ENTRIES SHOWN —
========

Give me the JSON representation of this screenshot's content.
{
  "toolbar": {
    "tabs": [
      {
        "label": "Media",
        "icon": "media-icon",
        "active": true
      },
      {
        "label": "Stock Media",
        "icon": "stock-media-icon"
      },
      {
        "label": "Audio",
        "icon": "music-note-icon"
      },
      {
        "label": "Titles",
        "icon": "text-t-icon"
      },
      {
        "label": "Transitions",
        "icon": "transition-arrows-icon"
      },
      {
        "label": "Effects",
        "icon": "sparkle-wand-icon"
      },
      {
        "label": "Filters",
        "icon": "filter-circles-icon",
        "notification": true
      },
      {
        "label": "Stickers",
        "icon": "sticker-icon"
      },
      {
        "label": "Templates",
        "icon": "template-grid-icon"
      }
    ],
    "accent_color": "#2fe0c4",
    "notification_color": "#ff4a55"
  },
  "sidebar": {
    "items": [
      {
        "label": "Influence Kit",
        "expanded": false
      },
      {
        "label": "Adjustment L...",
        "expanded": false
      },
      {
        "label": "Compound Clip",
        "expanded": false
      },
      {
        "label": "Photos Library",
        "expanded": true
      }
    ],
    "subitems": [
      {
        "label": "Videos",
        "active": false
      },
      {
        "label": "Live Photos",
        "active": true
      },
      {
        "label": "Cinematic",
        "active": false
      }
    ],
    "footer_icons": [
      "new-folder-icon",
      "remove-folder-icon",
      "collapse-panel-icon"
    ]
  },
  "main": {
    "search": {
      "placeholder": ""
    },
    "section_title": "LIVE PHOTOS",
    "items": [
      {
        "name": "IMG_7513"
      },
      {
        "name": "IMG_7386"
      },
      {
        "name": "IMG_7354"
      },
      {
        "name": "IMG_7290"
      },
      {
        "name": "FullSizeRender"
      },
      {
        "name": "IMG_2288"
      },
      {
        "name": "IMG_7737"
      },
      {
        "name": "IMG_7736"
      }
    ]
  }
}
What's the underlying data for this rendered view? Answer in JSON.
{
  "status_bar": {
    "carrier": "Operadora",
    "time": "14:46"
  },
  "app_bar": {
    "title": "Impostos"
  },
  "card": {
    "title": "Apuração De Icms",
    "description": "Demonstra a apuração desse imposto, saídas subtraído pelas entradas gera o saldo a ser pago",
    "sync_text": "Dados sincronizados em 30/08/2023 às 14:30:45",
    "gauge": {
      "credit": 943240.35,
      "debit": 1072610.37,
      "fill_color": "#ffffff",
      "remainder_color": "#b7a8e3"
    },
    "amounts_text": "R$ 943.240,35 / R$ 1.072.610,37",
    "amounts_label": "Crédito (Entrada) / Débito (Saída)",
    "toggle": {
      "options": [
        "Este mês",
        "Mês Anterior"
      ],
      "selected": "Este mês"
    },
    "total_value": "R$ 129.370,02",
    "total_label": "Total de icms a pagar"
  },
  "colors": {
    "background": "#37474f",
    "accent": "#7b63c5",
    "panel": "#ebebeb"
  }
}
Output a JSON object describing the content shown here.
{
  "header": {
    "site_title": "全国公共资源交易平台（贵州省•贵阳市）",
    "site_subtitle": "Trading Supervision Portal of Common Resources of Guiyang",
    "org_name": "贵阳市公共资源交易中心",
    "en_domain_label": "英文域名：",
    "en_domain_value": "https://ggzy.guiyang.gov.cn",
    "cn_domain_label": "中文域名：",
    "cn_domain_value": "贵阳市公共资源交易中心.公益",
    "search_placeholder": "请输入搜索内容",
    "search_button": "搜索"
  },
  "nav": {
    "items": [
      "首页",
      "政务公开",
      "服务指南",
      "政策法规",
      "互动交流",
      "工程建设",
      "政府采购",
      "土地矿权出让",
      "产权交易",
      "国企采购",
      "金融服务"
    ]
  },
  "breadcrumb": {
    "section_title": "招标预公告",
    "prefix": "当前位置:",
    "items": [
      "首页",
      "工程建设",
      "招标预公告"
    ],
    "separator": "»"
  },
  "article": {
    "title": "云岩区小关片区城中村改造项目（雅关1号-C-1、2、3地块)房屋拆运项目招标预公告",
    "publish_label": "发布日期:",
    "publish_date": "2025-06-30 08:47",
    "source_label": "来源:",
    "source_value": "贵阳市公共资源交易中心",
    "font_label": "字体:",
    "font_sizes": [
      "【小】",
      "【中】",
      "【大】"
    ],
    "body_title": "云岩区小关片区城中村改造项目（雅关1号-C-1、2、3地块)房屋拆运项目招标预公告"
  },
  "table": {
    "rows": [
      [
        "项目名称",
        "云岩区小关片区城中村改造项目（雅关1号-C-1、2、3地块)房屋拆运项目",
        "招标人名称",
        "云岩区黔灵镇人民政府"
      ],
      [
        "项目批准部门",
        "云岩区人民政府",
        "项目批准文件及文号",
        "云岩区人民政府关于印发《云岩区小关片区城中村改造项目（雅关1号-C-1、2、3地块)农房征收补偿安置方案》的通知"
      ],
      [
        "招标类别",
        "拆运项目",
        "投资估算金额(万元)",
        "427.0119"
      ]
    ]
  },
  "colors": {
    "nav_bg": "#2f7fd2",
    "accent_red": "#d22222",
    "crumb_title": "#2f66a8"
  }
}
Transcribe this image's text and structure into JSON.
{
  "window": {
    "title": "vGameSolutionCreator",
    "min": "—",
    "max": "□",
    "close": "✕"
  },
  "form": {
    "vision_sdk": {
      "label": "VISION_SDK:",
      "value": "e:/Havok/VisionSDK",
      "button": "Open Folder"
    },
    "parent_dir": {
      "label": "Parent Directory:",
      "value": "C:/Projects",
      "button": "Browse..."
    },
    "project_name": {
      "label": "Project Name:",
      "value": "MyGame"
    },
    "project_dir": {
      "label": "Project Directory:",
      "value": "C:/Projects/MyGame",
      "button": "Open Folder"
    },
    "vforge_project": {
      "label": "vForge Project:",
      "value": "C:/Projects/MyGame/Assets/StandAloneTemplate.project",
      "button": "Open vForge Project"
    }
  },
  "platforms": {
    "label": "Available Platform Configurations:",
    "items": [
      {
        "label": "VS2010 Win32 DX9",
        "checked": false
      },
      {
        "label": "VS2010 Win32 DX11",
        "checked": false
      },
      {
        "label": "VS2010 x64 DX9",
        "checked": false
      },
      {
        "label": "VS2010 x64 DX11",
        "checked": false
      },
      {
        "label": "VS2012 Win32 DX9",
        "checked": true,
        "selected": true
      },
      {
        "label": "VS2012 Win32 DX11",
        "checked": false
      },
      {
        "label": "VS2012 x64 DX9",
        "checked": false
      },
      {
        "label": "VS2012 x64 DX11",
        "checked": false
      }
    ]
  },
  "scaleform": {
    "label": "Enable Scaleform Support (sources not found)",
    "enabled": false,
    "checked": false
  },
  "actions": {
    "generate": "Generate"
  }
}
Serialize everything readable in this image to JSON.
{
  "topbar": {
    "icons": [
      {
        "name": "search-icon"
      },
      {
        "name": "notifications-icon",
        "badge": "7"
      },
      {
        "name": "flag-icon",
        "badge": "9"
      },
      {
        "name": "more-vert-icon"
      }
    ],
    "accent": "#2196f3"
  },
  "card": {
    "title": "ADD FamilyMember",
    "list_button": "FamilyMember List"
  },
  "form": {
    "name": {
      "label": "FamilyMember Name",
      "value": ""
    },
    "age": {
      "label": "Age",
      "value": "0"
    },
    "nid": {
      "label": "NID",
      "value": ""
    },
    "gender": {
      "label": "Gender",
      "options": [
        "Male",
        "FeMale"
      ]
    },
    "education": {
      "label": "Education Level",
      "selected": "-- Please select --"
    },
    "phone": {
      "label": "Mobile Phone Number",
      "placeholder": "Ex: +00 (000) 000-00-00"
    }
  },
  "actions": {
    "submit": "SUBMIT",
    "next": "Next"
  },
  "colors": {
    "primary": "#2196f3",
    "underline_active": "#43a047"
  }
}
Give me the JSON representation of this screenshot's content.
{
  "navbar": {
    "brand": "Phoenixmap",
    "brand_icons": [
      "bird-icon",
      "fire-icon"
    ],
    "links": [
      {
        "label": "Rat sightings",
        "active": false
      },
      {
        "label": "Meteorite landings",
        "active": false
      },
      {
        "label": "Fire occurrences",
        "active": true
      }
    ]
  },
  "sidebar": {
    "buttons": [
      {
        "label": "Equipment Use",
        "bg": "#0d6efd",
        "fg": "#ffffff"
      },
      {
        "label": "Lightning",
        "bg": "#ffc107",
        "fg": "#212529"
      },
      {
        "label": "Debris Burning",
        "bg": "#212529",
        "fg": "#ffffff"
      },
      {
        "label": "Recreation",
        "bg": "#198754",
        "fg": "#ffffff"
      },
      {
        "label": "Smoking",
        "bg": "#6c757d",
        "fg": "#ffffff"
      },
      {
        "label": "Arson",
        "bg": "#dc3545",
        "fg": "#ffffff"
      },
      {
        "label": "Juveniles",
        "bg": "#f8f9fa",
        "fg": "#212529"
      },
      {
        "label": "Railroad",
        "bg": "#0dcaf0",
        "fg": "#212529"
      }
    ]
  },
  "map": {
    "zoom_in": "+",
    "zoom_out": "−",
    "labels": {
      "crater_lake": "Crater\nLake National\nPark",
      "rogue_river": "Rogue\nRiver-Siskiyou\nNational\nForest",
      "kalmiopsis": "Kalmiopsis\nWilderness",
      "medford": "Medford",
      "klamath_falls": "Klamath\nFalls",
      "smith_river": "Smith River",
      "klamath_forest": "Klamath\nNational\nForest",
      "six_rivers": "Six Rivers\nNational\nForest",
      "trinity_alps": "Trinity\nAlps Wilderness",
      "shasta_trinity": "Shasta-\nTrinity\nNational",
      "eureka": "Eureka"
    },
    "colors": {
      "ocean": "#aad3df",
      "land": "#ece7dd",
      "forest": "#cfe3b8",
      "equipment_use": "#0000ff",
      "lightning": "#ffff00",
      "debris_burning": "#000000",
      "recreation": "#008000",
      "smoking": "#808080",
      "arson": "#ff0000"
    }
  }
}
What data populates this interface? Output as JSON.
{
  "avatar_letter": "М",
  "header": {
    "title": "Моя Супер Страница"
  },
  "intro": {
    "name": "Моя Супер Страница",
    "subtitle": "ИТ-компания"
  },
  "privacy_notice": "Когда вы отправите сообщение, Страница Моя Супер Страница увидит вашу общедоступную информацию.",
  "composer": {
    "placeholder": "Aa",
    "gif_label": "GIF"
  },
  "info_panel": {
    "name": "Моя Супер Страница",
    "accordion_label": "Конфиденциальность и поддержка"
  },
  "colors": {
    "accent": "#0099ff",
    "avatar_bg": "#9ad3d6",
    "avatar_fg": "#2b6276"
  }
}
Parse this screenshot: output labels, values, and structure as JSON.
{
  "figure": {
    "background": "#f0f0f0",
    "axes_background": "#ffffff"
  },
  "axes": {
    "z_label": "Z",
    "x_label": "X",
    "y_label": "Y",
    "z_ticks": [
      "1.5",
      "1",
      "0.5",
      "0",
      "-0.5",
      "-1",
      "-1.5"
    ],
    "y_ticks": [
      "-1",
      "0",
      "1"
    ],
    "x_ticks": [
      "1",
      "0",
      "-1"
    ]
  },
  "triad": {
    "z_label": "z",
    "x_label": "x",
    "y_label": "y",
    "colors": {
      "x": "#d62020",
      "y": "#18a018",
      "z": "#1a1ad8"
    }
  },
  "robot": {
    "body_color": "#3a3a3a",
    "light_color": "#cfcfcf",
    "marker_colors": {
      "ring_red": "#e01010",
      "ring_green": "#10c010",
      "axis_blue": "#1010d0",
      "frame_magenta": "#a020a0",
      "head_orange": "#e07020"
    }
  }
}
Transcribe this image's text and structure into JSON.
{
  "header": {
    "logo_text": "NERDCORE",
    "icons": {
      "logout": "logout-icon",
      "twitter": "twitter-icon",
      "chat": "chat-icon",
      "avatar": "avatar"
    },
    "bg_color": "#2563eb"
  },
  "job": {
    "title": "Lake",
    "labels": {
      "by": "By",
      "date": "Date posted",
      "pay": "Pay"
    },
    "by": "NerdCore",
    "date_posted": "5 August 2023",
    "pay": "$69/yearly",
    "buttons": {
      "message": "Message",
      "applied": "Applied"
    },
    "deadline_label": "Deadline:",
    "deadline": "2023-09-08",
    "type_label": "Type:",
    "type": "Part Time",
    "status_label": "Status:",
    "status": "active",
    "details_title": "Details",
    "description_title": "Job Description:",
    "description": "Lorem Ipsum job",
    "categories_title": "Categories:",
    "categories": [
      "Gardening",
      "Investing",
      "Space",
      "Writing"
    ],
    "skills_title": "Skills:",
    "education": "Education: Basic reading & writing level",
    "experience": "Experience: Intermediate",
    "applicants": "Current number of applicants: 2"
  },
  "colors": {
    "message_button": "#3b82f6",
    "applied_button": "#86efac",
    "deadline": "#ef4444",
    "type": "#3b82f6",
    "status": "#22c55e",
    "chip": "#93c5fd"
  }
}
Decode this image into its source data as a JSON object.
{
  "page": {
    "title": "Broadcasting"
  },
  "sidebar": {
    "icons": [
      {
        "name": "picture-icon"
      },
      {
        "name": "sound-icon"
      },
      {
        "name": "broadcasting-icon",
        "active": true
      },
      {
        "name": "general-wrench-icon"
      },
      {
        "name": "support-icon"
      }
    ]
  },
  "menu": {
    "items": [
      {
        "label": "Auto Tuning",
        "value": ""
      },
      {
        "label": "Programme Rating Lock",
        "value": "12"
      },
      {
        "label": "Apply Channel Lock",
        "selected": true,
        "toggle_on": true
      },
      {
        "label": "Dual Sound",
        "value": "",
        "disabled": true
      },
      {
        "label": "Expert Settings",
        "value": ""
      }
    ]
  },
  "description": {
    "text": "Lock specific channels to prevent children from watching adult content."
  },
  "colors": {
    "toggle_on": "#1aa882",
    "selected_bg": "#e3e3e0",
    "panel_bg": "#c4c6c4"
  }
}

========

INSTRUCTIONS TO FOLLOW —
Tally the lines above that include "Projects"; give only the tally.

EXERCISE SOLUTION —
3